Scan the records for the string "Settings" and copy every line that holds it.

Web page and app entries

________________

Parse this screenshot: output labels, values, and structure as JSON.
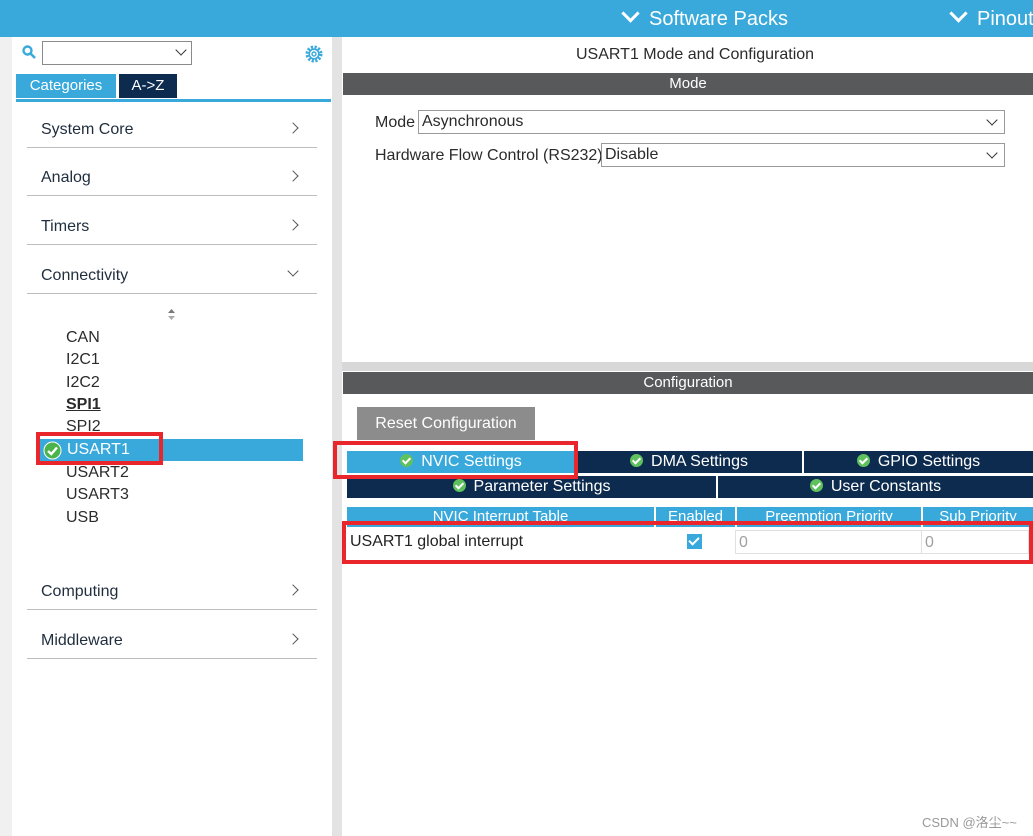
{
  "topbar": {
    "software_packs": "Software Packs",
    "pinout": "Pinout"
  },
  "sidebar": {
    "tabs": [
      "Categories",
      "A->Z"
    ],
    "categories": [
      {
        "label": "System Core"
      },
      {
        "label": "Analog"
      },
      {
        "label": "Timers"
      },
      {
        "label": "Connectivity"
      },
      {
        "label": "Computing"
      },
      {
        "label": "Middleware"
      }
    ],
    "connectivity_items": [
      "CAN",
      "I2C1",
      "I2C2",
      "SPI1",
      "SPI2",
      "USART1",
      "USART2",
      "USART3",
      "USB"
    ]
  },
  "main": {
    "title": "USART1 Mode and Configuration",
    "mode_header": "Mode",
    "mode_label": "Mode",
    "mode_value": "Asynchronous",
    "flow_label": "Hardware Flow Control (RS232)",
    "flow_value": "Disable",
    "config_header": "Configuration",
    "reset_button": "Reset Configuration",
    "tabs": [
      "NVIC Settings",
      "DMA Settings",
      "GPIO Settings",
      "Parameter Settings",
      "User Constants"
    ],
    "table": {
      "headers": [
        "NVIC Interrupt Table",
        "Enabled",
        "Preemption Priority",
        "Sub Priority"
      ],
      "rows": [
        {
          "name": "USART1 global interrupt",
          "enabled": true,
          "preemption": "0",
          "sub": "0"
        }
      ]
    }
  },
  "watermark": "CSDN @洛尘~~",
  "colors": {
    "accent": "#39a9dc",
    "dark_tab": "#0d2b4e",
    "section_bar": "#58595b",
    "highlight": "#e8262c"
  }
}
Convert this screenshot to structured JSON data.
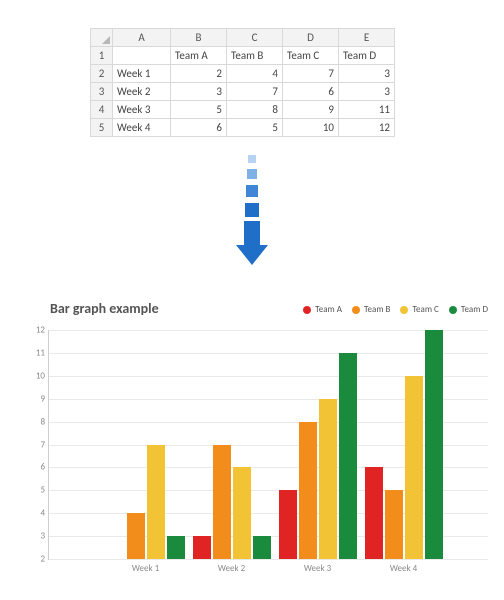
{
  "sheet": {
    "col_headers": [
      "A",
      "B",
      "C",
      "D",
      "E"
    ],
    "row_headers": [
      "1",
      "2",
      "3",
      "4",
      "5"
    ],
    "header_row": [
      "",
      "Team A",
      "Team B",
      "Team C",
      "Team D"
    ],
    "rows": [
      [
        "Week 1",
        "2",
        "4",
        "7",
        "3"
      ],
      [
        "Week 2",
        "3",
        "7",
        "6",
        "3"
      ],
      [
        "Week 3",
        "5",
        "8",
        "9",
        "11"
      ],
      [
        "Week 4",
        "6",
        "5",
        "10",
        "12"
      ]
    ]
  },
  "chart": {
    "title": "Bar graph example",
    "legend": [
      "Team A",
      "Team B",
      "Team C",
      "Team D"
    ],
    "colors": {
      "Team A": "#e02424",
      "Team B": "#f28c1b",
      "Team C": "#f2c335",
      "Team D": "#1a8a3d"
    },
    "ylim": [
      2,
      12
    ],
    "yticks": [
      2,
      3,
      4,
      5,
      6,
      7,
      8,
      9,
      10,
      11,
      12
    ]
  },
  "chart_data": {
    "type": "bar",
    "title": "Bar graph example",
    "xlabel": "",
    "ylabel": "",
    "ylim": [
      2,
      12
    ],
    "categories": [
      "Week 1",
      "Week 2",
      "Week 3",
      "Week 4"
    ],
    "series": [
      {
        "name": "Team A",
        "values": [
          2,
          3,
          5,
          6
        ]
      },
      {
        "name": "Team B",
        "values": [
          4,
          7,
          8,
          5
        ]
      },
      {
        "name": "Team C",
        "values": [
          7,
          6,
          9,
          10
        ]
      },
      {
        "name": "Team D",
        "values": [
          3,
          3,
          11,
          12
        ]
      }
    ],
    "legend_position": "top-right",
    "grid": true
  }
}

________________

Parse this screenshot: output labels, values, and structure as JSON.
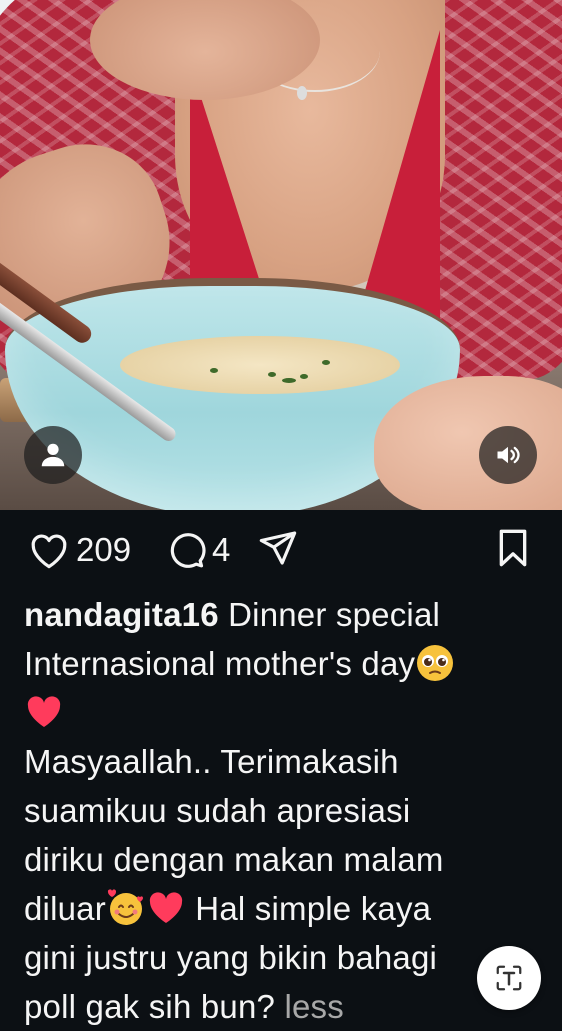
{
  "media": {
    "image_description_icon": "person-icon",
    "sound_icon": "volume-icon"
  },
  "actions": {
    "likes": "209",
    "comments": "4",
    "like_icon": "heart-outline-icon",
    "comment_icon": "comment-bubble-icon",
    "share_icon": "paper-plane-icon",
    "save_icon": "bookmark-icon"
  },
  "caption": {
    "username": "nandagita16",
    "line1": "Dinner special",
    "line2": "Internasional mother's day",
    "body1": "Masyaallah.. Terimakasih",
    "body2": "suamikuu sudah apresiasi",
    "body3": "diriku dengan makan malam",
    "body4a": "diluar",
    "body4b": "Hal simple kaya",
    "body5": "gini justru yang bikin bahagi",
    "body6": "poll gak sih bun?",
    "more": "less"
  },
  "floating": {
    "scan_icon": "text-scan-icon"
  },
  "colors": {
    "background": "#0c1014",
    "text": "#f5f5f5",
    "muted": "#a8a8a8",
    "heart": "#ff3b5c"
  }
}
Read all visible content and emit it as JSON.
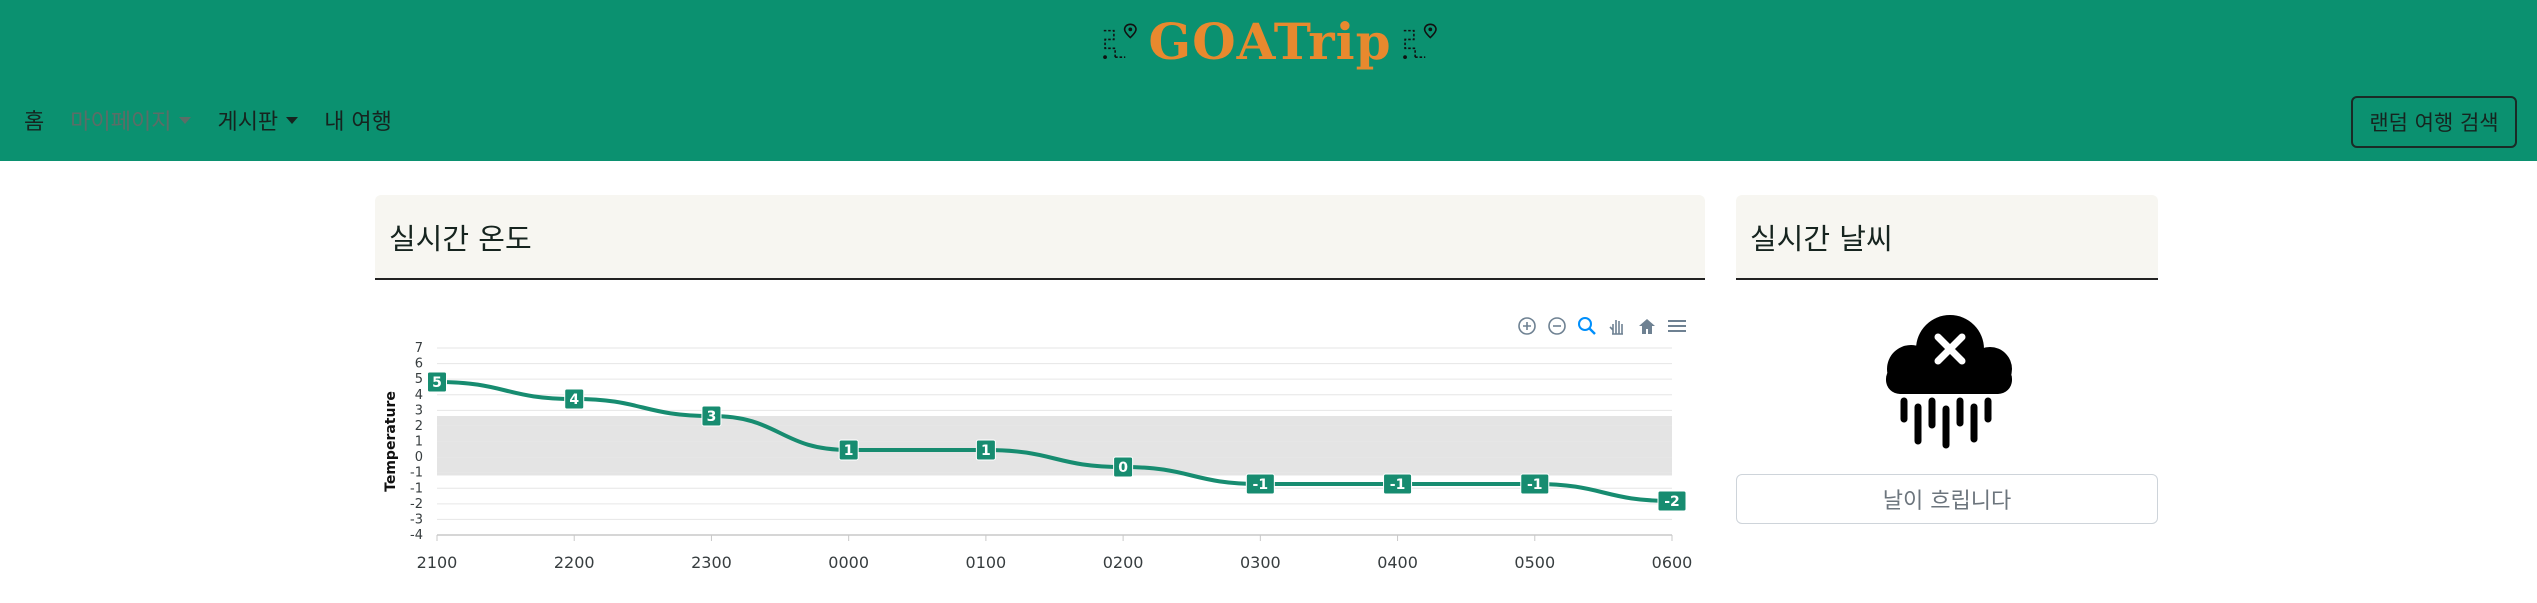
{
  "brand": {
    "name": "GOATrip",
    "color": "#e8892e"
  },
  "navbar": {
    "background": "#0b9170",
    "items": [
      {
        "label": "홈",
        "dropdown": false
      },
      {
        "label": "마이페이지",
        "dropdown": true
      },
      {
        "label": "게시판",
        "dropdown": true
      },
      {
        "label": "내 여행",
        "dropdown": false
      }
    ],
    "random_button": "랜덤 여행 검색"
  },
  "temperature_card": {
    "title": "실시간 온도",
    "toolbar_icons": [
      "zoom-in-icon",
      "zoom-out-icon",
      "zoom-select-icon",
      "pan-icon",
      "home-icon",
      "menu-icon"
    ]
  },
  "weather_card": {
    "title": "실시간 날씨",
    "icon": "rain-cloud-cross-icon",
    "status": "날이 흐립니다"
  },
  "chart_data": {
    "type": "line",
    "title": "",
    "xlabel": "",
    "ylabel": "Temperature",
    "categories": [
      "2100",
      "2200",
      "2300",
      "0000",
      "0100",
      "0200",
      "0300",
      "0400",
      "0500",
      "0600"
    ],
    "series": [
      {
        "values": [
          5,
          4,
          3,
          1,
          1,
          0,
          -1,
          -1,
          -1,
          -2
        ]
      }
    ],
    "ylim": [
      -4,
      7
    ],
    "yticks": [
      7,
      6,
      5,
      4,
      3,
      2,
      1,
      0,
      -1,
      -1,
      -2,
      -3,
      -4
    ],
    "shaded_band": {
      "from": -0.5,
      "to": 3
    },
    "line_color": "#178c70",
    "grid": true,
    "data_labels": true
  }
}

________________

#### [ANSWER BOX]
      "NVIC Settings",
      "DMA Settings",
      "GPIO Settings",
      "Parameter Settings",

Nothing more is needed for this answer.